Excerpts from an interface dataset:
####################

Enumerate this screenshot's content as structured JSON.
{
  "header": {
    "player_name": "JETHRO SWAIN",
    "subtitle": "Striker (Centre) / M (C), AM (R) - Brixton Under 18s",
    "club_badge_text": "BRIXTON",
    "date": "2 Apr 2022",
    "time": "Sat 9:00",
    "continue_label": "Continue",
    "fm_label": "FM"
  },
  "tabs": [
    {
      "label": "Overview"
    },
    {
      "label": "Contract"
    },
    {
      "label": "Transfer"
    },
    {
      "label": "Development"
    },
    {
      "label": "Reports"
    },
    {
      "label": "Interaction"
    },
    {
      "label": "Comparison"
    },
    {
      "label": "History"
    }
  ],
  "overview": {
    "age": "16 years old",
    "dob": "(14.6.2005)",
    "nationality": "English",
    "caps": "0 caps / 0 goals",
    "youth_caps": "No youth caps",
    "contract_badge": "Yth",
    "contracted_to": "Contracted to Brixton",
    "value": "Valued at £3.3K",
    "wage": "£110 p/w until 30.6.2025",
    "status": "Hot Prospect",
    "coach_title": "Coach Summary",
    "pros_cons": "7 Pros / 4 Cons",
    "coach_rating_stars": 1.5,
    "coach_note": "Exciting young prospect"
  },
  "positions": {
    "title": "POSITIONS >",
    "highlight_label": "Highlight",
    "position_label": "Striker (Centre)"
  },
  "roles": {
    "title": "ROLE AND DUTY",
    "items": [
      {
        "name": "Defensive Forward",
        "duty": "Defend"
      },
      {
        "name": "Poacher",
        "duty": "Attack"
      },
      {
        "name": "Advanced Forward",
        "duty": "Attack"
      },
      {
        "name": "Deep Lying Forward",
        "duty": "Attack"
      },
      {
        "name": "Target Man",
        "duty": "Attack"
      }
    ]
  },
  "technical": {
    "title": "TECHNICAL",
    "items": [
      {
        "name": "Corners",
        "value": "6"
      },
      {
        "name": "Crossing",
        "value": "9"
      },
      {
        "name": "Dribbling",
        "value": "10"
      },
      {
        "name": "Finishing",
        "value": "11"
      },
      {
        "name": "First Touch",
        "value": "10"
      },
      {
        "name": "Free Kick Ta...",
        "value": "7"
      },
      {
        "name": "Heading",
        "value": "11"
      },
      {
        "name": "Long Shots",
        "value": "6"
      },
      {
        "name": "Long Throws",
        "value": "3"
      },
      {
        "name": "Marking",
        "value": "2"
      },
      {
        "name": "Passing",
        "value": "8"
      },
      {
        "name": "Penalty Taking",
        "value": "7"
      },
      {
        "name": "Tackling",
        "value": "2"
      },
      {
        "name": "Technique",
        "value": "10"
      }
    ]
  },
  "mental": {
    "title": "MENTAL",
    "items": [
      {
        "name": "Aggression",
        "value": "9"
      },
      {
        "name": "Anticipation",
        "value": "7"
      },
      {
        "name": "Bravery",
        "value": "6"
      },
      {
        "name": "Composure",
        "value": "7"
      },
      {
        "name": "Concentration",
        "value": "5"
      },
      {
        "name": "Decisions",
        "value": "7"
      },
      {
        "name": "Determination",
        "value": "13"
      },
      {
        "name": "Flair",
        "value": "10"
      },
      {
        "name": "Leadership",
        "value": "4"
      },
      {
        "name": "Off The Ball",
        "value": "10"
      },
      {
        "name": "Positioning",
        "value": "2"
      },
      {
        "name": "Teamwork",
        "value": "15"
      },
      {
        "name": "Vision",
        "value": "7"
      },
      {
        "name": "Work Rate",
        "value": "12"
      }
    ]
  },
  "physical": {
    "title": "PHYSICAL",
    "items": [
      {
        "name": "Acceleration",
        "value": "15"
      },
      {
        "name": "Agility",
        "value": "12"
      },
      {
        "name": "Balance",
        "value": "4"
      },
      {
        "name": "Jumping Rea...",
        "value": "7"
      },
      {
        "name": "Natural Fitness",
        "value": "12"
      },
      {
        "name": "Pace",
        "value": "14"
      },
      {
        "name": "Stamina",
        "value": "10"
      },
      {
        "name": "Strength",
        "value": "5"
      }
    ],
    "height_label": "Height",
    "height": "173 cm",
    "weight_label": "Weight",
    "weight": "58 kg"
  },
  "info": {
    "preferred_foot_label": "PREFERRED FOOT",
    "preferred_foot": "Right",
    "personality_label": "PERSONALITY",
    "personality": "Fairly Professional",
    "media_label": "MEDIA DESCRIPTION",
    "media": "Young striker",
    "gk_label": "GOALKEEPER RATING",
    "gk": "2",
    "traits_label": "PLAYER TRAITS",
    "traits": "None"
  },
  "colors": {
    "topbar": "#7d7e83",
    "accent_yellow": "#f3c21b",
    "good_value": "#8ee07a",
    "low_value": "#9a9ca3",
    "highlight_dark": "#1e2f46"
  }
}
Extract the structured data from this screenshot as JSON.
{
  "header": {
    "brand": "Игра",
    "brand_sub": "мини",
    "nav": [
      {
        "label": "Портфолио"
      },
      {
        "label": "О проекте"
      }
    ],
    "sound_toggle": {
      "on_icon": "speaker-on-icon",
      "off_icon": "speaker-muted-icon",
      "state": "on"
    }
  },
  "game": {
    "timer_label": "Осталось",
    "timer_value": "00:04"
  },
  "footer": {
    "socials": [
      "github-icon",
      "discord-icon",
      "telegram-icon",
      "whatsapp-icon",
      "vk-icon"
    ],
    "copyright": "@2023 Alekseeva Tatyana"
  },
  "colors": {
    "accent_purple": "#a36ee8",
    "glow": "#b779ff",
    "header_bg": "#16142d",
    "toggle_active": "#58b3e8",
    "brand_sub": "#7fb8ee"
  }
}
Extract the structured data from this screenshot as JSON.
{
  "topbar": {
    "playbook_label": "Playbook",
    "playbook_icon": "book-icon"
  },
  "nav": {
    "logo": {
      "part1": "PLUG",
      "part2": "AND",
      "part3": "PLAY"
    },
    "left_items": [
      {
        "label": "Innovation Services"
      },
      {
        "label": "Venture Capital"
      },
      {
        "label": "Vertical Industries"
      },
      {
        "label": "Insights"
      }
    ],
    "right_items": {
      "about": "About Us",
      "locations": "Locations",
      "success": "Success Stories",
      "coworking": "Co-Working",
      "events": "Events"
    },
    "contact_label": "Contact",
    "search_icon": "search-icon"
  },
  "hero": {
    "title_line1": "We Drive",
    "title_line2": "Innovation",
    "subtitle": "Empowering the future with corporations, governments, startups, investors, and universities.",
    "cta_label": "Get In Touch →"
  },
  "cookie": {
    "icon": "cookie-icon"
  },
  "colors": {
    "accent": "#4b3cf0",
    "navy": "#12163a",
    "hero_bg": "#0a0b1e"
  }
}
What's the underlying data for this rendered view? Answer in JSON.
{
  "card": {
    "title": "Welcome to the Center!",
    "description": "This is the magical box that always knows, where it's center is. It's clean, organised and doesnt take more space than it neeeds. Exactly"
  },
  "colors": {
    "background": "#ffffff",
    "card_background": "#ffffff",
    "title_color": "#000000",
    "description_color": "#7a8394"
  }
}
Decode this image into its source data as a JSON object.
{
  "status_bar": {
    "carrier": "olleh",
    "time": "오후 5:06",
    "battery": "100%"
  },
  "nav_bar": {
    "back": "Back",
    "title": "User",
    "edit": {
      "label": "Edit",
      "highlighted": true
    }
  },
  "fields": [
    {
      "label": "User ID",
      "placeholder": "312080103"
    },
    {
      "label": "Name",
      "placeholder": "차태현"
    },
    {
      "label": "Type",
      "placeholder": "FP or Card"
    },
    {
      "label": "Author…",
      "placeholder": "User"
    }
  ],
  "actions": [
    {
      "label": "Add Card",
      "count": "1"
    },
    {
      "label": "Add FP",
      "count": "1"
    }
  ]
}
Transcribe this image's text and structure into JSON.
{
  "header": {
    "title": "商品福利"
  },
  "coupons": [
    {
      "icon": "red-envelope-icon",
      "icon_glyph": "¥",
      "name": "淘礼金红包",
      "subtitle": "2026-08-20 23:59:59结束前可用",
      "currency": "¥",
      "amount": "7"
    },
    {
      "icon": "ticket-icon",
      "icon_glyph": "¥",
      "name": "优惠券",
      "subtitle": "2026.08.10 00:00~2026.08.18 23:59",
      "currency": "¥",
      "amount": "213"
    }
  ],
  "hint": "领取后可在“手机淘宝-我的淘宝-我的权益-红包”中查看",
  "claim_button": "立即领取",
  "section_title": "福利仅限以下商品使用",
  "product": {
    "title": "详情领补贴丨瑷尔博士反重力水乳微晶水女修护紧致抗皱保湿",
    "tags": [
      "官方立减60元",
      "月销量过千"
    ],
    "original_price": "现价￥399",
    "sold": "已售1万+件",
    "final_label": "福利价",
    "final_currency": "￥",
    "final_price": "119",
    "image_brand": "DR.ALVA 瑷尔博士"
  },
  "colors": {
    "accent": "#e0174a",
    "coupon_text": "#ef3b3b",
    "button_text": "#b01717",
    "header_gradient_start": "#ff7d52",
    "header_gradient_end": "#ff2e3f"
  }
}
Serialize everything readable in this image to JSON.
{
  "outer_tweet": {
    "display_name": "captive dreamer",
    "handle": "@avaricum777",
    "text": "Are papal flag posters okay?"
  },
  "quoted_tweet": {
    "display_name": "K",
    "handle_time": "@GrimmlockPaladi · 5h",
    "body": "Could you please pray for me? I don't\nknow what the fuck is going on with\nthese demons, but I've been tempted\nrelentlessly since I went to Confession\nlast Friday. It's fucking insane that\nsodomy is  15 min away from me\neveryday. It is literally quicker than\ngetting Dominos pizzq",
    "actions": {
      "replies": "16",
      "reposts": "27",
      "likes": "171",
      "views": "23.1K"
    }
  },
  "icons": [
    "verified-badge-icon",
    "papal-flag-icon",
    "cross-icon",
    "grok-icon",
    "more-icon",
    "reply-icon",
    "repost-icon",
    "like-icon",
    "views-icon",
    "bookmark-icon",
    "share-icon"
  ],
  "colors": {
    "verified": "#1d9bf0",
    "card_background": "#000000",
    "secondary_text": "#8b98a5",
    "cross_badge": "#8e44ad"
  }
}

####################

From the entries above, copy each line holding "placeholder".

      "placeholder": "312080103"
      "placeholder": "차태현"
      "placeholder": "FP or Card"
      "placeholder": "User"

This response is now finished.